Requirement:
Using the entries that follow, collect the lines where the word "Acesse" appears.

Source data:

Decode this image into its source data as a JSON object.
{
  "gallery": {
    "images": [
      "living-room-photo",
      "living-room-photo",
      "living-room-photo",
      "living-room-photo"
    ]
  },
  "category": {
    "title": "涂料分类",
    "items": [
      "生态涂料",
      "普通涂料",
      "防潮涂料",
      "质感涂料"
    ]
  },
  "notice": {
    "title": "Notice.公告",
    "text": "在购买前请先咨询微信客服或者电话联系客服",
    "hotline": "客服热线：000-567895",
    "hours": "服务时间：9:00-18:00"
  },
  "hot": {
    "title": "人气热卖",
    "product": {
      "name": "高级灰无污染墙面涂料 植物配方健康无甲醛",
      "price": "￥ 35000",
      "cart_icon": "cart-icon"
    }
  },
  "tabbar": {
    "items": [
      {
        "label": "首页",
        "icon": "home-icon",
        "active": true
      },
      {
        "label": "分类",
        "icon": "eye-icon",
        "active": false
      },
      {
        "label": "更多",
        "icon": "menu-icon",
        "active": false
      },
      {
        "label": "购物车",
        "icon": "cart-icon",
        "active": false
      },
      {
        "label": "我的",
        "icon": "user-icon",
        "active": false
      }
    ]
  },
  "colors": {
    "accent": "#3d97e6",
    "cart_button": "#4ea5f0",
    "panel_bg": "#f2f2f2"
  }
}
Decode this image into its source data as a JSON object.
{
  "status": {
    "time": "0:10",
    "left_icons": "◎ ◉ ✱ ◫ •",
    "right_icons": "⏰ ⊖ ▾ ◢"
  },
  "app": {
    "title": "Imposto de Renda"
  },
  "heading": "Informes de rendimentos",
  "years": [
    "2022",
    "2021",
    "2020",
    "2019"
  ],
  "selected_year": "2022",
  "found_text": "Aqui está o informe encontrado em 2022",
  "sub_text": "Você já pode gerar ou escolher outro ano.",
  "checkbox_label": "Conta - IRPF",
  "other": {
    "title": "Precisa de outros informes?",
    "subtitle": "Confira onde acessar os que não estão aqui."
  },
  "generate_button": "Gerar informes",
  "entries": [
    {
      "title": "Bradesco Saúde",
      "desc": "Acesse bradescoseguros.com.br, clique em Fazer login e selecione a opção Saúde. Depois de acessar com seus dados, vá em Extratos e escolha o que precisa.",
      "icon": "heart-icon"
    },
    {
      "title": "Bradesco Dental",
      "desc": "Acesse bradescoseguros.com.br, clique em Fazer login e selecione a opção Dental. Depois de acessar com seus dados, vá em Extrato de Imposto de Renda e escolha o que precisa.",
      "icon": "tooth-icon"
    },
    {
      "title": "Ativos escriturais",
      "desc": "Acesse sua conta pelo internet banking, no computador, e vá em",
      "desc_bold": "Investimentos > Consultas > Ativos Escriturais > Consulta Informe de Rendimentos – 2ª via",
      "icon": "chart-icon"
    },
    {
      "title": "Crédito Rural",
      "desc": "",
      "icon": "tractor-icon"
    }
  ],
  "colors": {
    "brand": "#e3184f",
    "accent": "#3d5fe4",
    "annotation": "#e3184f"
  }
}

Expected output:
      "desc": "Acesse bradescoseguros.com.br, clique em Fazer login e selecione a opção Saúde. Depois de acessar com seus dados, vá em Extratos e escolha o que precisa.",
      "desc": "Acesse bradescoseguros.com.br, clique em Fazer login e selecione a opção Dental. Depois de acessar com seus dados, vá em Extrato de Imposto de Renda e escolha o que precisa.",
      "desc": "Acesse sua conta pelo internet banking, no computador, e vá em",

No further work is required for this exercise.